Mina’s perfection as a woman is further emphasized as the story progresses. As literary critic Carol Senf states, “the second half of Dracula… shifts from the presentation of women as vampires to focus on a woman who is the antithesis of these destructive creatures” (34). Even after Mina is turned into a vampire, she continues to fulfill her established roles as a woman and act in ways that will benefit the men around her. For instance, Mina allows Van Helsing to hypnotize her as much as he might need in order to obtain information about the ringleader of the vampires. She also tells the men not to discuss their plans in front of her in fear of them getting back to Dracula, as much as it pains her to not know what the men are doing. Mina even goes as far as to make the men promise to kill her before she can betray them (Stevenson 139). As a model of domestic propriety, Mina rejects openness and the pursuit of her own desires, preferring instead to be dutiful and deferential towards the band of men (Senf 36). Although her physical body is tainted and scarred both from Dracula’s bites and the Host touching her forehead, Mina’s soul remains pure. It is this that sets her apart from the other vampire women. Because of her embodiment of the perfect woman of the time, Mina escapes the fate of the other women and even is able to take part in the destruction of Dracula.

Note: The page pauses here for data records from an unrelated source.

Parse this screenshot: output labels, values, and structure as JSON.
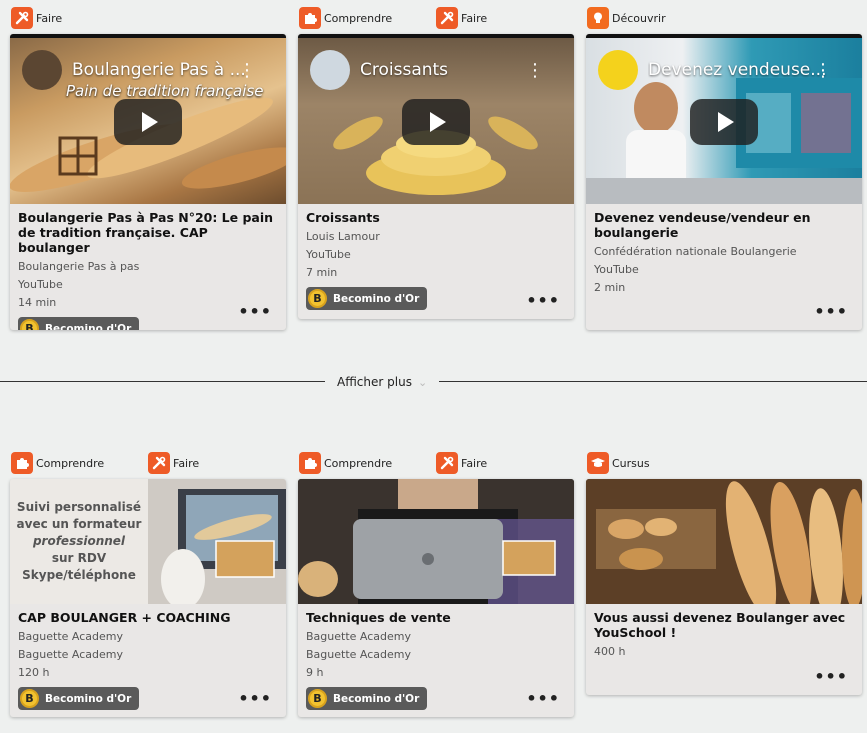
{
  "tag_labels": {
    "faire": "Faire",
    "comprendre": "Comprendre",
    "decouvrir": "Découvrir",
    "cursus": "Cursus"
  },
  "badge_label": "Becomino d'Or",
  "show_more": "Afficher plus",
  "cards": [
    {
      "overlay_title": "Boulangerie Pas à ...",
      "overlay_subtitle": "Pain de tradition française",
      "title": "Boulangerie Pas à Pas N°20: Le pain de tradition française. CAP boulanger",
      "meta": [
        "Boulangerie Pas à pas",
        "YouTube",
        "14 min"
      ]
    },
    {
      "overlay_title": "Croissants",
      "title": "Croissants",
      "meta": [
        "Louis Lamour",
        "YouTube",
        "7 min"
      ]
    },
    {
      "overlay_title": "Devenez vendeuse...",
      "title": "Devenez vendeuse/vendeur en boulangerie",
      "meta": [
        "Confédération nationale Boulangerie",
        "YouTube",
        "2 min"
      ]
    },
    {
      "thumb_text": [
        "Suivi personnalisé",
        "avec un formateur",
        "professionnel",
        "sur RDV",
        "Skype/téléphone"
      ],
      "title": "CAP BOULANGER + COACHING",
      "meta": [
        "Baguette Academy",
        "Baguette Academy",
        "120 h"
      ]
    },
    {
      "title": "Techniques de vente",
      "meta": [
        "Baguette Academy",
        "Baguette Academy",
        "9 h"
      ]
    },
    {
      "title": "Vous aussi devenez Boulanger avec YouSchool !",
      "meta": [
        "400 h"
      ]
    }
  ]
}
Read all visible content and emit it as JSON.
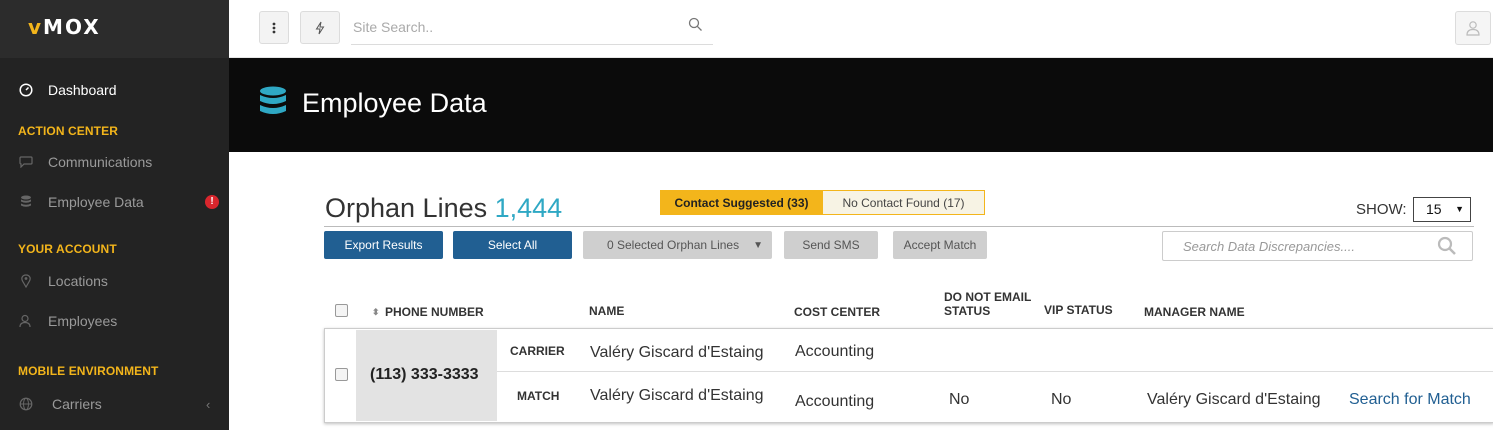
{
  "sidebar": {
    "logo_accent": "v",
    "logo_text": "MOX",
    "dashboard": "Dashboard",
    "section_action_center": "ACTION CENTER",
    "communications": "Communications",
    "employee_data": "Employee Data",
    "alert_badge": "!",
    "section_your_account": "YOUR ACCOUNT",
    "locations": "Locations",
    "employees": "Employees",
    "section_mobile_environment": "MOBILE ENVIRONMENT",
    "carriers": "Carriers"
  },
  "topbar": {
    "menu_icon": "vertical-dots-icon",
    "quick_icon": "lightning-icon",
    "search_placeholder": "Site Search..",
    "user_icon": "user-icon"
  },
  "header": {
    "icon": "database-icon",
    "title": "Employee Data"
  },
  "orphan": {
    "title": "Orphan Lines",
    "count": "1,444",
    "tab_suggested": "Contact Suggested (33)",
    "tab_not_found": "No Contact Found (17)",
    "show_label": "SHOW:",
    "show_value": "15"
  },
  "toolbar": {
    "export": "Export Results",
    "select_all": "Select All",
    "selected": "0 Selected Orphan Lines",
    "send_sms": "Send SMS",
    "accept_match": "Accept Match",
    "search_placeholder": "Search Data Discrepancies...."
  },
  "table": {
    "headers": {
      "phone": "PHONE NUMBER",
      "name": "NAME",
      "cost_center": "COST CENTER",
      "dne_line1": "DO NOT EMAIL",
      "dne_line2": "STATUS",
      "vip": "VIP STATUS",
      "manager": "MANAGER NAME"
    },
    "row": {
      "phone": "(113) 333-3333",
      "carrier_label": "CARRIER",
      "carrier_name": "Valéry Giscard d'Estaing",
      "carrier_cost_center": "Accounting",
      "match_label": "MATCH",
      "match_name": "Valéry Giscard d'Estaing",
      "match_cost_center": "Accounting",
      "match_dne": "No",
      "match_vip": "No",
      "match_manager": "Valéry Giscard d'Estaing",
      "search_link": "Search for Match"
    }
  },
  "colors": {
    "accent": "#f3b51b",
    "primary": "#215f92",
    "count": "#2fa8c4",
    "alert": "#d9262d"
  }
}
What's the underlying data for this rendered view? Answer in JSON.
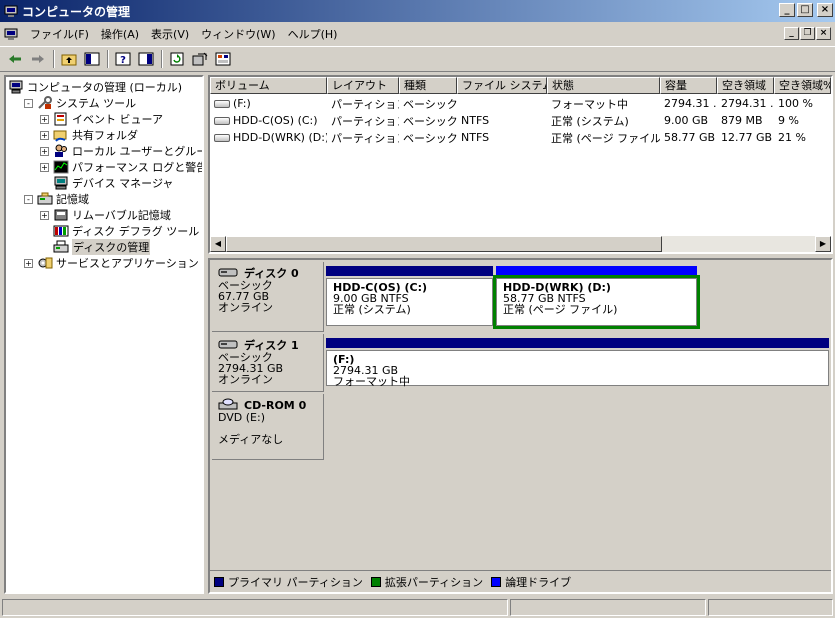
{
  "window": {
    "title": "コンピュータの管理"
  },
  "menu": [
    "ファイル(F)",
    "操作(A)",
    "表示(V)",
    "ウィンドウ(W)",
    "ヘルプ(H)"
  ],
  "tree": [
    {
      "label": "コンピュータの管理 (ローカル)",
      "level": 0,
      "expander": "",
      "icon": "computer-icon"
    },
    {
      "label": "システム ツール",
      "level": 1,
      "expander": "−",
      "icon": "tools-icon"
    },
    {
      "label": "イベント ビューア",
      "level": 2,
      "expander": "+",
      "icon": "event-viewer-icon"
    },
    {
      "label": "共有フォルダ",
      "level": 2,
      "expander": "+",
      "icon": "shared-folder-icon"
    },
    {
      "label": "ローカル ユーザーとグループ",
      "level": 2,
      "expander": "+",
      "icon": "users-icon"
    },
    {
      "label": "パフォーマンス ログと警告",
      "level": 2,
      "expander": "+",
      "icon": "performance-icon"
    },
    {
      "label": "デバイス マネージャ",
      "level": 2,
      "expander": "",
      "icon": "device-manager-icon"
    },
    {
      "label": "記憶域",
      "level": 1,
      "expander": "−",
      "icon": "storage-icon"
    },
    {
      "label": "リムーバブル記憶域",
      "level": 2,
      "expander": "+",
      "icon": "removable-storage-icon"
    },
    {
      "label": "ディスク デフラグ ツール",
      "level": 2,
      "expander": "",
      "icon": "defrag-icon"
    },
    {
      "label": "ディスクの管理",
      "level": 2,
      "expander": "",
      "icon": "disk-management-icon",
      "selected": true
    },
    {
      "label": "サービスとアプリケーション",
      "level": 1,
      "expander": "+",
      "icon": "services-icon"
    }
  ],
  "volumes": {
    "columns": [
      "ボリューム",
      "レイアウト",
      "種類",
      "ファイル システム",
      "状態",
      "容量",
      "空き領域",
      "空き領域%"
    ],
    "rows": [
      [
        "(F:)",
        "パーティション",
        "ベーシック",
        "",
        "フォーマット中",
        "2794.31 ...",
        "2794.31 ...",
        "100 %"
      ],
      [
        "HDD-C(OS) (C:)",
        "パーティション",
        "ベーシック",
        "NTFS",
        "正常 (システム)",
        "9.00 GB",
        "879 MB",
        "9 %"
      ],
      [
        "HDD-D(WRK) (D:)",
        "パーティション",
        "ベーシック",
        "NTFS",
        "正常 (ページ ファイル)",
        "58.77 GB",
        "12.77 GB",
        "21 %"
      ]
    ]
  },
  "disks": [
    {
      "name": "ディスク 0",
      "type": "ベーシック",
      "size": "67.77 GB",
      "status": "オンライン",
      "partitions": [
        {
          "name": "HDD-C(OS)  (C:)",
          "size": "9.00 GB NTFS",
          "status": "正常 (システム)",
          "kind": "primary"
        },
        {
          "name": "HDD-D(WRK)  (D:)",
          "size": "58.77 GB NTFS",
          "status": "正常 (ページ ファイル)",
          "kind": "logical",
          "selected": true
        }
      ]
    },
    {
      "name": "ディスク 1",
      "type": "ベーシック",
      "size": "2794.31 GB",
      "status": "オンライン",
      "partitions": [
        {
          "name": "(F:)",
          "size": "2794.31 GB",
          "status": "フォーマット中",
          "kind": "primary"
        }
      ]
    },
    {
      "name": "CD-ROM 0",
      "type": "DVD (E:)",
      "size": "",
      "status": "メディアなし",
      "partitions": []
    }
  ],
  "legend": [
    {
      "label": "プライマリ パーティション",
      "color": "#000080"
    },
    {
      "label": "拡張パーティション",
      "color": "#008000"
    },
    {
      "label": "論理ドライブ",
      "color": "#0000ff"
    }
  ]
}
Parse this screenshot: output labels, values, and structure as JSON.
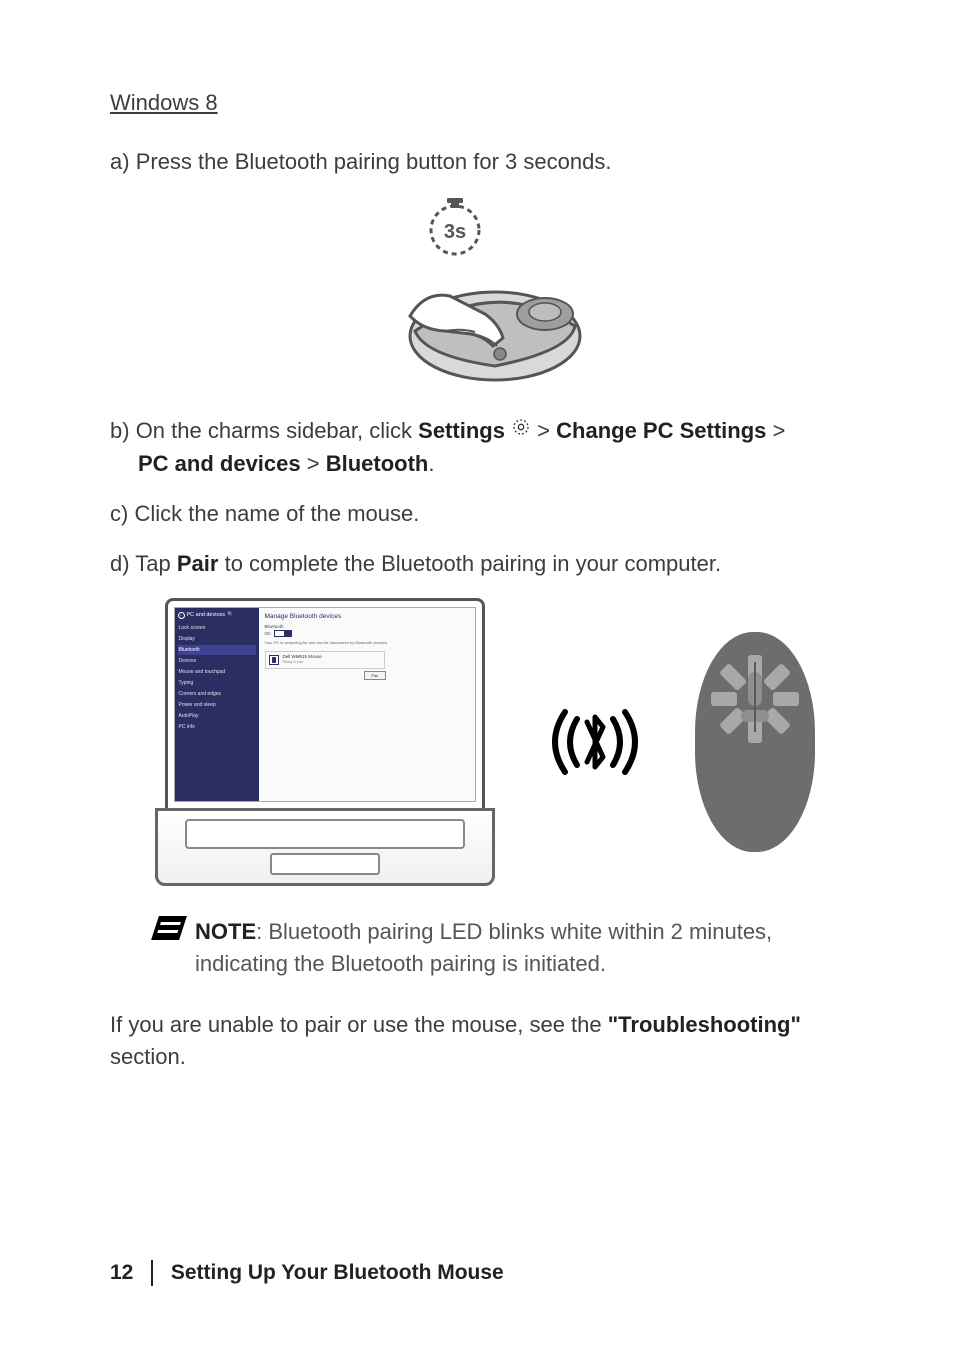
{
  "heading": "Windows 8",
  "steps": {
    "a": {
      "letter": "a)",
      "text": "Press the Bluetooth pairing button for 3 seconds."
    },
    "b": {
      "letter": "b)",
      "pre": "On the charms sidebar, click ",
      "settings": "Settings",
      "sep1": " > ",
      "change": "Change PC Settings",
      "sep2": " > ",
      "pcdev": "PC and devices",
      "sep3": " > ",
      "bt": "Bluetooth",
      "period": "."
    },
    "c": {
      "letter": "c)",
      "text": "Click the name of the mouse."
    },
    "d": {
      "letter": "d)",
      "pre": "Tap ",
      "pair": "Pair",
      "post": " to complete the Bluetooth pairing in your computer."
    }
  },
  "timer_label": "3s",
  "settings_screen": {
    "sidebar_header": "PC and devices",
    "items": [
      "Lock screen",
      "Display",
      "Bluetooth",
      "Devices",
      "Mouse and touchpad",
      "Typing",
      "Corners and edges",
      "Power and sleep",
      "AutoPlay",
      "PC info"
    ],
    "active_index": 2,
    "content_title": "Manage Bluetooth devices",
    "toggle_label": "Bluetooth",
    "toggle_state": "On",
    "hint": "Your PC is searching for and can be discovered by Bluetooth devices.",
    "device_name": "Dell WM615 Mouse",
    "device_status": "Ready to pair",
    "pair_button": "Pair"
  },
  "note": {
    "label": "NOTE",
    "text": ": Bluetooth pairing LED blinks white within 2 minutes, indicating the Bluetooth pairing is initiated."
  },
  "troubleshoot": {
    "pre": "If you are unable to pair or use the mouse, see the ",
    "link": "\"Troubleshooting\"",
    "post": " section."
  },
  "footer": {
    "page": "12",
    "title": "Setting Up Your Bluetooth Mouse"
  }
}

At the time Dracula was written, women were expected to follow their traditional Victorian gender roles, and Bram Stoker shows that straying from societal gender roles results in the destruction of a woman’s character. The three vampire women and Lucy become sexual, rebellious, and in turn evil creatures, and consequently they have all been destroyed by the end of the novel. Mina, on the other hand, adheres to conventional gender roles of the time period, and because of this she ends the novel alive and well. Evidently, not following traditional societal gender roles leads to the destruction of women’s characters in this novel.